We can see that we now have the commons-lang module version 1.0 in our repository, with a generated ivy.xml file, its jar, and all the md5 and sha1 checksums for future consistency checks when developers use this repository to resolve modules.

install a module with dependencies

Now let's say that we want to be sure all the dependencies of the module we install are available in our repository after the installation. We could either install without dependencies on a staging repository and check the missing dependencies (more control), or use transitive dependency management and ask Ivy to install everything for us (much simpler).

The maven2-deps target is very similar to the one described above, except that we explicitly ask for transitive installation.
    <target name="maven2-deps" depends="init-ivy" 
description="--> install module from maven 2 repository with dependencies">
<ivy:install settingsRef="basic.settings"
organisation="org.hibernate" module="hibernate" revision=""
from="${from.resolver}" to="${to.resolver}" transitive="true" />
If you call this target, you will see that Ivy installs not only the hibernate module but also its dependencies:

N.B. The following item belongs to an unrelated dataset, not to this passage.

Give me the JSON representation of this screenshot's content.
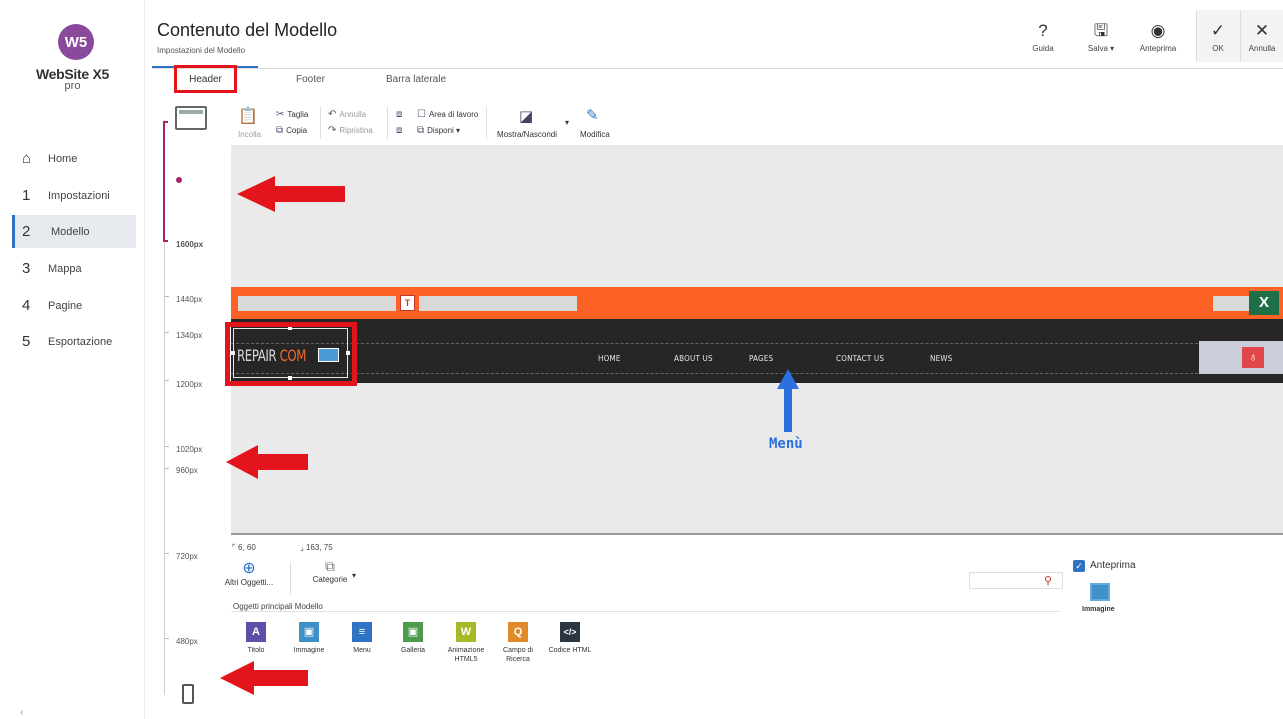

As you can see the installation has failed, if you look at the log you will see that there are missing artifacts on the source repository. This means that you will need to download those artifacts manually, and copy them to your destination repository to complete the installation. Fortunately Ivy uses a best effort algorithm during install, so that everything gets installed except the missing artifacts. (Note: these missing artifacts are not in the public maven repository due to licensing issues)

You may also have noticed that Ivy installed 2 different revisions of commons-logging (1.0.2, 1.0.4). This is due to the fact that we used the "no conflict" conflict manager in the ivysettings file.

We do not want to evict any modules because we are building our own repository. Indeed if we get both commons-logging 1.0.2 and 1.0.4 it's because some modules among the transitive dependencies of hibernate depend on 1.0.2 and others on 1.0.4. If we got only 1.0.4, the module depending on 1.0.2 would be inconsistent in your own repository (depending on a version you don't have installed). Thus developers using this module directly would run into a problem.

If you now have a closer look at your repository, you will probably notice that it isn't an exact replication of the original one. Let's have a look at the directory of one module:

As you can see there is no pom here (pom is the module metadata format used by maven 2, available on the maven 2 repository). Instead you can see there's an ivy file, which is actually the original hibernate pom converted into an ivy file. So now you have a true Ivy repository with ivy files, where you can use the full power of Ivy if you want to adjust the module metadata (module configurations, fine grain exclusions and transitivity control, per module conflict manager, ...).

OK, enough for this simple repository installation, the next tutorial will show how you can deal with more complex cases where your source and destination repositories do not follow the same naming conventions.